On an app that removes IRL interaction from the equation, your opening line is everything. Thankfully, the internet is a treasure trove of brilliant introduction ideas like Reddit’s Tinder openers.
Before you start sending clever one-liners, however, it’s up to you to create the perfect profile.
Crafting your Tinder profile
There’s a subtle art to crafting your Tinder profile, and it’s as much about eye-catching presentation as it is about providing straightforward information. Racking up those right swipes is easy once you’ve learned that a good Tinder profile is a balancing act.
Think of your profile in several components. It’s all about a bio that captures your personality (without giving too much away) and photos that show off your best qualities. If you struggle to decide which of your photos have the best chance, you can turn on Tinder’s Smart Photos feature while editing your profile. It will automatically reorder your photos so that you’re always putting your best face forward.
What do Super Likes mean?
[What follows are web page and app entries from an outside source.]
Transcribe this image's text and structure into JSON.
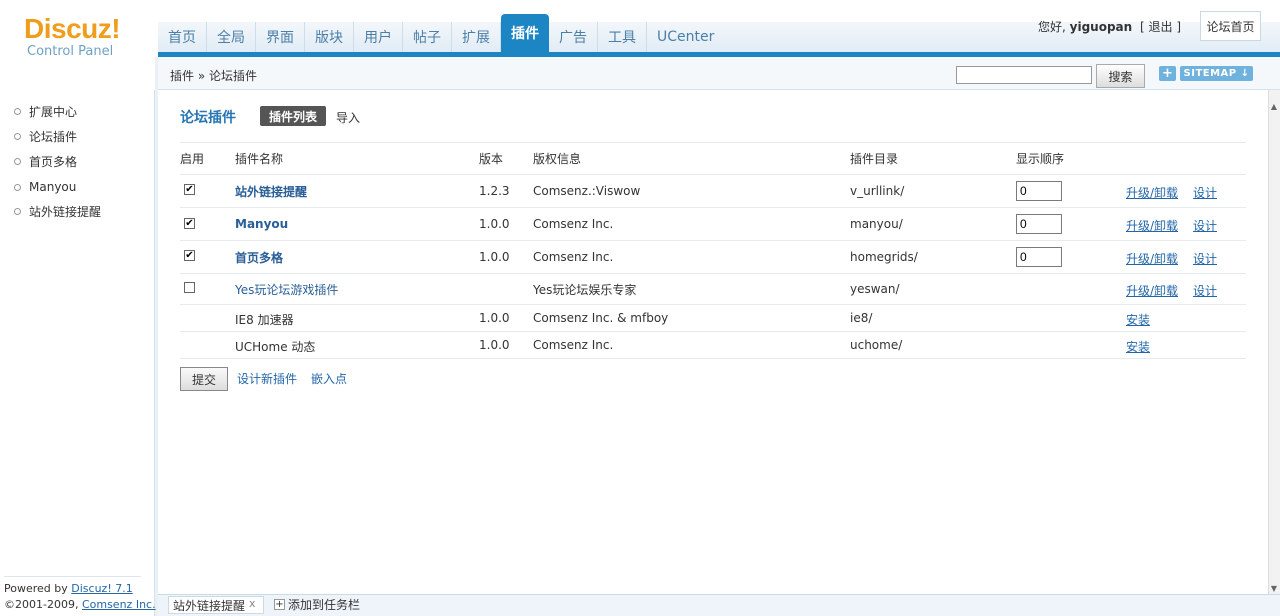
{
  "logo": {
    "main": "Discuz!",
    "sub": "Control Panel"
  },
  "nav": {
    "tabs": [
      "首页",
      "全局",
      "界面",
      "版块",
      "用户",
      "帖子",
      "扩展",
      "插件",
      "广告",
      "工具",
      "UCenter"
    ],
    "active": "插件"
  },
  "user": {
    "greeting": "您好,",
    "name": "yiguopan",
    "logout": "[ 退出 ]",
    "home_button": "论坛首页"
  },
  "breadcrumb": "插件 » 论坛插件",
  "search": {
    "button": "搜索",
    "value": ""
  },
  "top_buttons": {
    "plus": "+",
    "sitemap": "SITEMAP ↓"
  },
  "sidebar": {
    "items": [
      "扩展中心",
      "论坛插件",
      "首页多格",
      "Manyou",
      "站外链接提醒"
    ],
    "footer_powered": "Powered by ",
    "footer_brand": "Discuz! 7.1",
    "footer_copy": "©2001-2009, ",
    "footer_company": "Comsenz Inc."
  },
  "page": {
    "title": "论坛插件",
    "tabs": [
      "插件列表",
      "导入"
    ]
  },
  "table": {
    "headers": [
      "启用",
      "插件名称",
      "版本",
      "版权信息",
      "插件目录",
      "显示顺序"
    ],
    "rows": [
      {
        "enabled": true,
        "name": "站外链接提醒",
        "bold": true,
        "version": "1.2.3",
        "copyright": "Comsenz.:Viswow",
        "dir": "v_urllink/",
        "order": "0",
        "actions": [
          "升级/卸载",
          "设计"
        ]
      },
      {
        "enabled": true,
        "name": "Manyou",
        "bold": true,
        "version": "1.0.0",
        "copyright": "Comsenz Inc.",
        "dir": "manyou/",
        "order": "0",
        "actions": [
          "升级/卸载",
          "设计"
        ]
      },
      {
        "enabled": true,
        "name": "首页多格",
        "bold": true,
        "version": "1.0.0",
        "copyright": "Comsenz Inc.",
        "dir": "homegrids/",
        "order": "0",
        "actions": [
          "升级/卸载",
          "设计"
        ]
      },
      {
        "enabled": false,
        "name": "Yes玩论坛游戏插件",
        "bold": false,
        "version": "",
        "copyright": "Yes玩论坛娱乐专家",
        "dir": "yeswan/",
        "order": null,
        "actions": [
          "升级/卸载",
          "设计"
        ]
      },
      {
        "enabled": null,
        "name": "IE8 加速器",
        "bold": false,
        "version": "1.0.0",
        "copyright": "Comsenz Inc. & mfboy",
        "dir": "ie8/",
        "order": null,
        "actions": [
          "安装"
        ]
      },
      {
        "enabled": null,
        "name": "UCHome 动态",
        "bold": false,
        "version": "1.0.0",
        "copyright": "Comsenz Inc.",
        "dir": "uchome/",
        "order": null,
        "actions": [
          "安装"
        ]
      }
    ]
  },
  "footer_actions": {
    "submit": "提交",
    "design_new": "设计新插件",
    "hooks": "嵌入点"
  },
  "taskbar": {
    "item": "站外链接提醒",
    "close": "x",
    "add_box": "+",
    "add": "添加到任务栏"
  },
  "colors": {
    "accent": "#1c86c4",
    "link": "#2366a8",
    "logo": "#ee9d1c"
  }
}
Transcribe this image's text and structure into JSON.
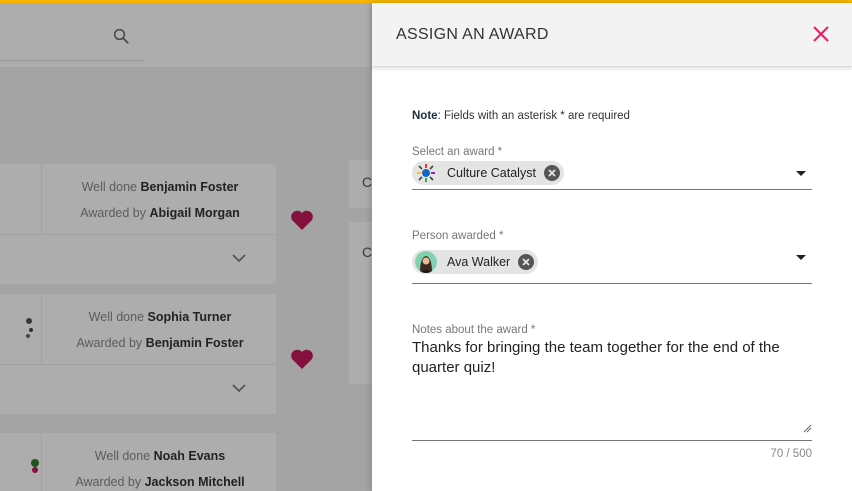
{
  "background": {
    "cards": [
      {
        "well_done_prefix": "Well done",
        "recipient": "Benjamin Foster",
        "awarded_by_prefix": "Awarded by",
        "awarder": "Abigail Morgan"
      },
      {
        "well_done_prefix": "Well done",
        "recipient": "Sophia Turner",
        "awarded_by_prefix": "Awarded by",
        "awarder": "Benjamin Foster"
      },
      {
        "well_done_prefix": "Well done",
        "recipient": "Noah Evans",
        "awarded_by_prefix": "Awarded by",
        "awarder": "Jackson Mitchell"
      }
    ],
    "side_cards": [
      {
        "initial": "C"
      },
      {
        "initial": "C"
      }
    ]
  },
  "drawer": {
    "title": "ASSIGN AN AWARD",
    "note_bold": "Note",
    "note_text": ": Fields with an asterisk * are required",
    "award_field": {
      "label": "Select an award *",
      "chip": "Culture Catalyst"
    },
    "person_field": {
      "label": "Person awarded *",
      "chip": "Ava Walker"
    },
    "notes_field": {
      "label": "Notes about the award *",
      "value": "Thanks for bringing the team together for the end of the quarter quiz!",
      "counter": "70 / 500"
    }
  },
  "colors": {
    "accent_bar": "#f4b400",
    "close_icon": "#e91e63",
    "heart": "#c2185b"
  }
}
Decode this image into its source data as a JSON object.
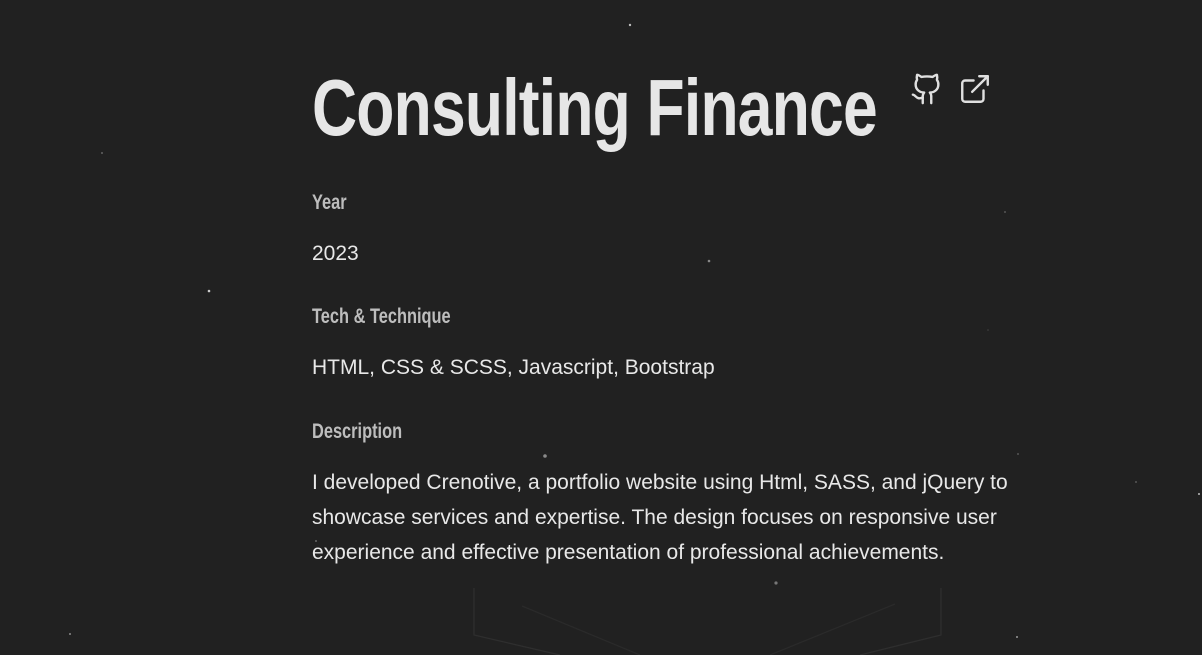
{
  "project": {
    "title": "Consulting Finance",
    "links": [
      {
        "icon": "github-icon",
        "name": "github-link"
      },
      {
        "icon": "external-link-icon",
        "name": "external-link"
      }
    ]
  },
  "details": {
    "year_label": "Year",
    "year_value": "2023",
    "tech_label": "Tech & Technique",
    "tech_value": "HTML, CSS & SCSS, Javascript, Bootstrap",
    "description_label": "Description",
    "description_value": "I developed Crenotive, a portfolio website using Html, SASS, and jQuery to showcase services and expertise. The design focuses on responsive user experience and effective presentation of professional achievements."
  },
  "colors": {
    "background": "#212121",
    "title": "#e6e6e6",
    "label": "#bdbdbd",
    "text": "#e8e8e8"
  }
}
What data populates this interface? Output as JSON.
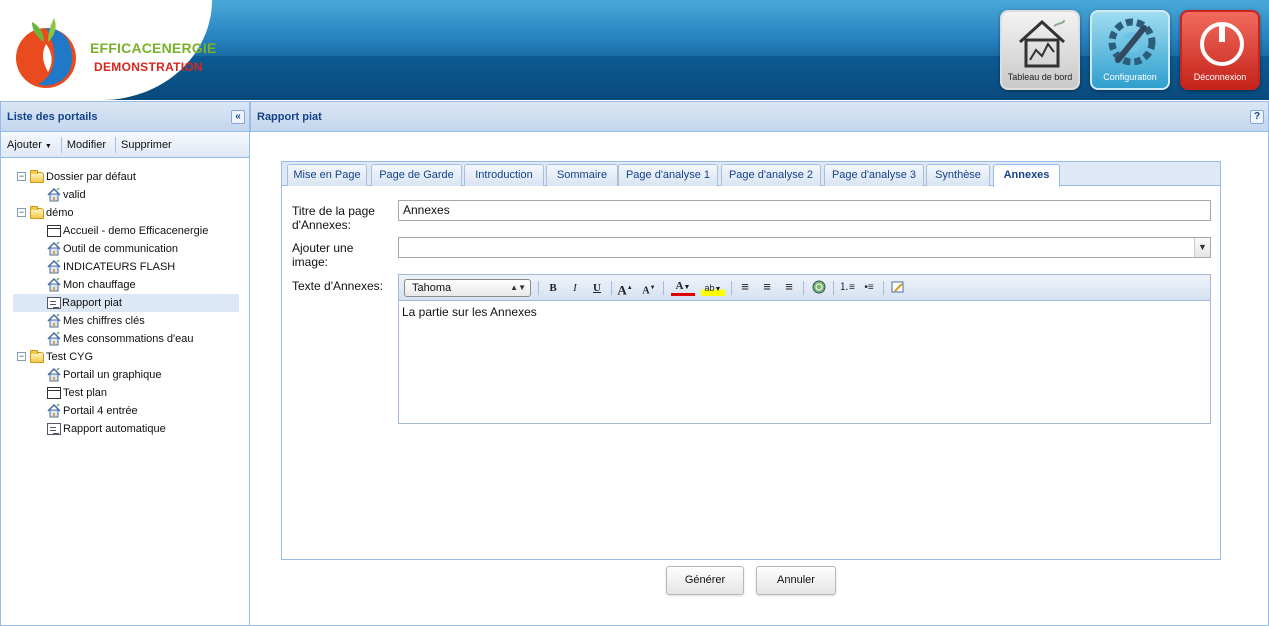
{
  "logo": {
    "line1": "EFFICACENERGIE",
    "line2": "DEMONSTRATION"
  },
  "header_buttons": {
    "tableau": "Tableau de  bord",
    "config": "Configuration",
    "deconnexion": "Déconnexion"
  },
  "left_panel": {
    "title": "Liste des portails",
    "collapse": "«",
    "toolbar": {
      "add": "Ajouter",
      "modify": "Modifier",
      "delete": "Supprimer"
    },
    "tree": [
      {
        "label": "Dossier par défaut",
        "type": "folder",
        "level": 0
      },
      {
        "label": "valid",
        "type": "house",
        "level": 1
      },
      {
        "label": "démo",
        "type": "folder",
        "level": 0
      },
      {
        "label": "Accueil - demo Efficacenergie",
        "type": "page",
        "level": 1
      },
      {
        "label": "Outil de communication",
        "type": "house",
        "level": 1
      },
      {
        "label": "INDICATEURS FLASH",
        "type": "house",
        "level": 1
      },
      {
        "label": "Mon chauffage",
        "type": "house",
        "level": 1
      },
      {
        "label": "Rapport piat",
        "type": "report",
        "level": 1,
        "selected": true
      },
      {
        "label": "Mes chiffres clés",
        "type": "house",
        "level": 1
      },
      {
        "label": "Mes consommations d'eau",
        "type": "house",
        "level": 1
      },
      {
        "label": "Test CYG",
        "type": "folder",
        "level": 0
      },
      {
        "label": "Portail un graphique",
        "type": "house",
        "level": 1
      },
      {
        "label": "Test plan",
        "type": "page",
        "level": 1
      },
      {
        "label": "Portail 4 entrée",
        "type": "house",
        "level": 1
      },
      {
        "label": "Rapport automatique",
        "type": "report",
        "level": 1
      }
    ]
  },
  "right_panel": {
    "title": "Rapport piat",
    "help": "?",
    "tabs": [
      "Mise en Page",
      "Page de Garde",
      "Introduction",
      "Sommaire",
      "Page d'analyse 1",
      "Page d'analyse 2",
      "Page d'analyse 3",
      "Synthèse",
      "Annexes"
    ],
    "active_tab": "Annexes",
    "form": {
      "title_label": "Titre de la page d'Annexes:",
      "title_value": "Annexes",
      "image_label": "Ajouter une image:",
      "image_value": "",
      "text_label": "Texte d'Annexes:",
      "font": "Tahoma",
      "text_value": "La partie sur les Annexes"
    },
    "buttons": {
      "generate": "Générer",
      "cancel": "Annuler"
    }
  },
  "colors": {
    "accent": "#15428b",
    "border": "#99bbe8",
    "header_blue": "#0a4a7c"
  }
}
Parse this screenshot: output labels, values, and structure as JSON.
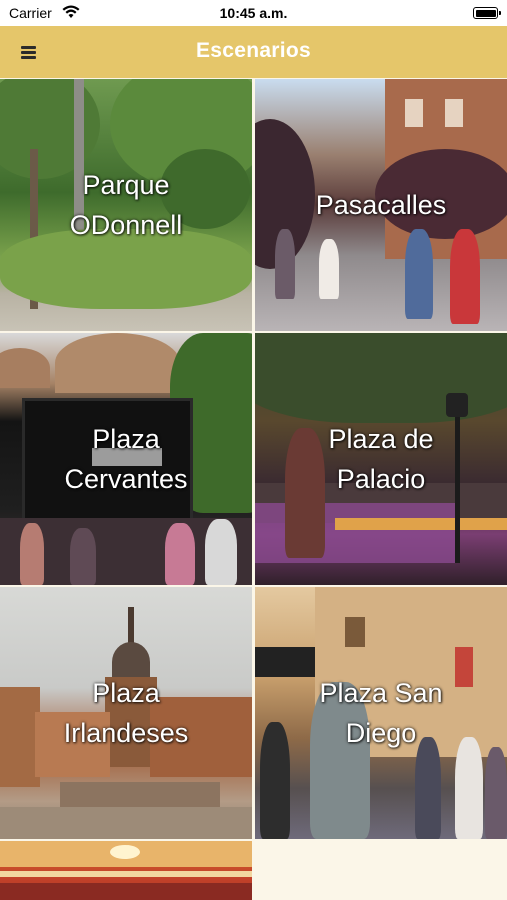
{
  "status_bar": {
    "carrier": "Carrier",
    "time": "10:45 a.m."
  },
  "nav": {
    "title": "Escenarios",
    "menu_icon": "hamburger-menu-icon"
  },
  "scenarios": [
    {
      "line1": "Parque",
      "line2": "ODonnell"
    },
    {
      "line1": "Pasacalles",
      "line2": ""
    },
    {
      "line1": "Plaza",
      "line2": "Cervantes"
    },
    {
      "line1": "Plaza de",
      "line2": "Palacio"
    },
    {
      "line1": "Plaza",
      "line2": "Irlandeses"
    },
    {
      "line1": "Plaza San",
      "line2": "Diego"
    },
    {
      "line1": "",
      "line2": ""
    }
  ],
  "colors": {
    "nav_background": "#e5c66a",
    "nav_title": "#ffffff",
    "page_background": "#fbf6e8"
  }
}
Each day, you’re given one “Super Like” that you can send to whomever you desire. To Super Like someone’s profile, tap the blue star in the center of the screen rather than swiping left or right. Honestly, the only major advantage of Super Liking another user is that they can see that you’ve given them the coveted blue star. They already know that you’re interested before they decide to swipe left or right.
For a price, you can upgrade your Tinder profile to Tinder Plus or Tinder Gold, both of which mean you get bonus Super Likes every day.
- How to make long-distance relationships work
- 4 ways to get out of a toxic relationship
- How to know if you’re a victim of ‘gaslighting’
- The difference between being polyamorous and being sneaky
Tinder Plus and Tinder Gold
Tinder Plus and Tinder Gold are paid in-app subscriptions that amp up your capabilities on Tinder. Both extensions allow you unlimited daily likes, the ability to “rewind” your last swipe and do it over again, five Super Likes per day, one free Boost per month, and a “passport” that lets you swipe around the world rather than being limited by your location. Tinder Gold takes it one step further and allows you to see who already liked you, making it much easier to decipher whether or not you’ve got a shot.
Tinder has faced some scrutiny for its Plus and Gold pricing plans, which charge older users more money. At a 2015 TechCrunch conference, Rad explained that the plan was created to provide a discount for younger users. Tinder Plus costs more depending on where you live and how old you are. For instance, there are two prices for Tinder Plus: $19.99 if you’re under 30 years old and $34.99 if you’re over 30. If you live in a developing country, pricing will be lower than if you lived in the U.S.
If you feel like you still aren’t getting the attention you deserve, you can purchase a Tinder Boost. Much like “boosting” a post on Facebook or Twitter, Tinder Boost allows you to “skip the line,” and increase your profile views tenfold, which will hopefully increase your matches. You can find the purple lightning Boost icon on the lower right side of the app.
If you’re not sold on the Plus and Gold packages, you can also purchase separate Boost and Super Like packages. These allow you to dole out as many Super Likes as you wish.
Editor’s note: This article is regularly updated for relevance.